TASK ITEM: Where does "this" appear in the data? Return each line that holds it.

[Data records for software interfaces]
• • • • • • •
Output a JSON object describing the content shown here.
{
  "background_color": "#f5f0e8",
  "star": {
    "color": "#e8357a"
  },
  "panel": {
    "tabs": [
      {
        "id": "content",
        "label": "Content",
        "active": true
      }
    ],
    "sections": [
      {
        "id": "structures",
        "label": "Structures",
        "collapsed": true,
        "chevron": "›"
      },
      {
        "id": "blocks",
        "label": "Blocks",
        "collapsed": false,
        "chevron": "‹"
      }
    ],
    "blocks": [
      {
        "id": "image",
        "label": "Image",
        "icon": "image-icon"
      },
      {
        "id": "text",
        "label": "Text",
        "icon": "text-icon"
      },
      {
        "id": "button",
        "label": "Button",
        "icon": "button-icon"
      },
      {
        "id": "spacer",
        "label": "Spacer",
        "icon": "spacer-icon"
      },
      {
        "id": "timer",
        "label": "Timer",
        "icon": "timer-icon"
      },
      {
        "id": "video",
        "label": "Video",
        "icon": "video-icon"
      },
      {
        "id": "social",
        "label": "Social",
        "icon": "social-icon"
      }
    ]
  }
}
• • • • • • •
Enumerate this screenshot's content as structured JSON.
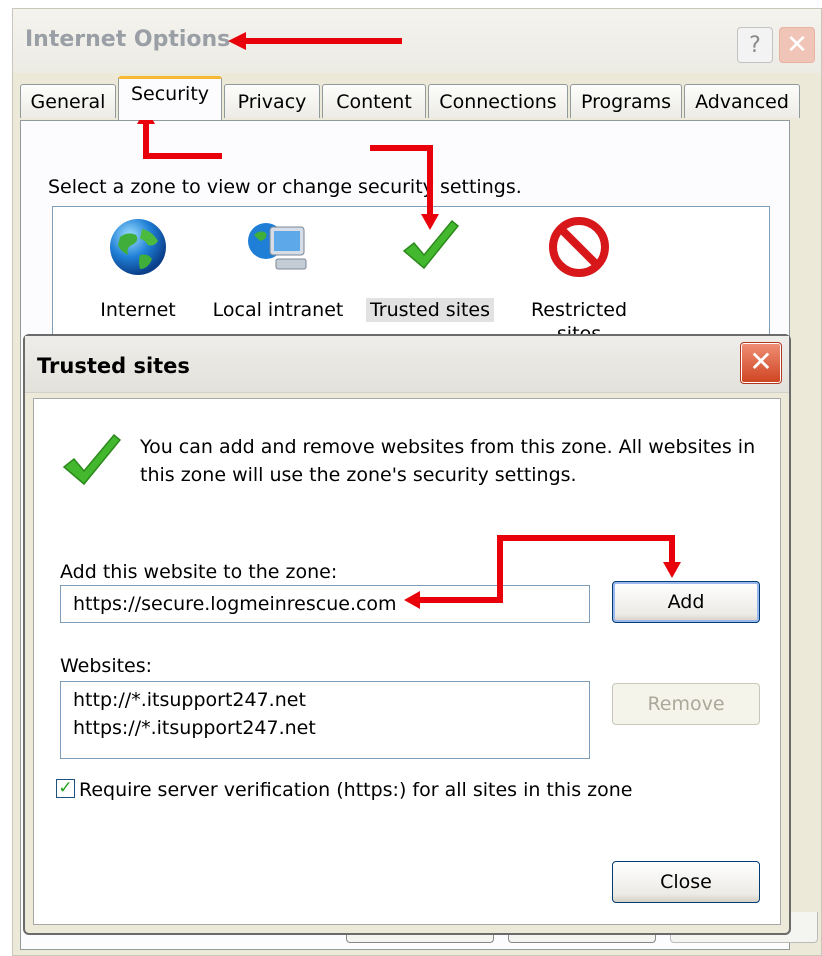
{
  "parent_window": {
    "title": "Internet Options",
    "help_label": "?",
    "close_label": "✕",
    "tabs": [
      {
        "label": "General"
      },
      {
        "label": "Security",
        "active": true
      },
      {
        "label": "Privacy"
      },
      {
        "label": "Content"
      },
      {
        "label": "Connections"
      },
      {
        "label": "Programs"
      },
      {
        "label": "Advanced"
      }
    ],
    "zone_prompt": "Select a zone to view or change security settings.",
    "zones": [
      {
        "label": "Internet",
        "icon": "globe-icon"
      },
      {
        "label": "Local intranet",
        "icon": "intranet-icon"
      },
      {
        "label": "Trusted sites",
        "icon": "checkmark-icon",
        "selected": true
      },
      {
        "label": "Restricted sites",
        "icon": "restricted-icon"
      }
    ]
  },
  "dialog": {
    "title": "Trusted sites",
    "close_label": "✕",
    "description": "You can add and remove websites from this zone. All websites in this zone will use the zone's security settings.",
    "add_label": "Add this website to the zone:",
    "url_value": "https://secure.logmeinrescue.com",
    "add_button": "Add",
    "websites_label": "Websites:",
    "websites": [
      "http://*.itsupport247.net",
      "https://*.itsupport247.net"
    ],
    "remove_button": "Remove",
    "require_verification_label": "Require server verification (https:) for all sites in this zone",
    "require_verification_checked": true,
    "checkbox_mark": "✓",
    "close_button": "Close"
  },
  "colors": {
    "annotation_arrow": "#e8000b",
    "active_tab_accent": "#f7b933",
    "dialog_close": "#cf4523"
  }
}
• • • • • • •
EXERCISE RESPONSE:
Enumerate this screenshot's content as structured JSON.
    "description": "You can add and remove websites from this zone. All websites in this zone will use the zone's security settings.",
    "add_label": "Add this website to the zone:",
    "require_verification_label": "Require server verification (https:) for all sites in this zone",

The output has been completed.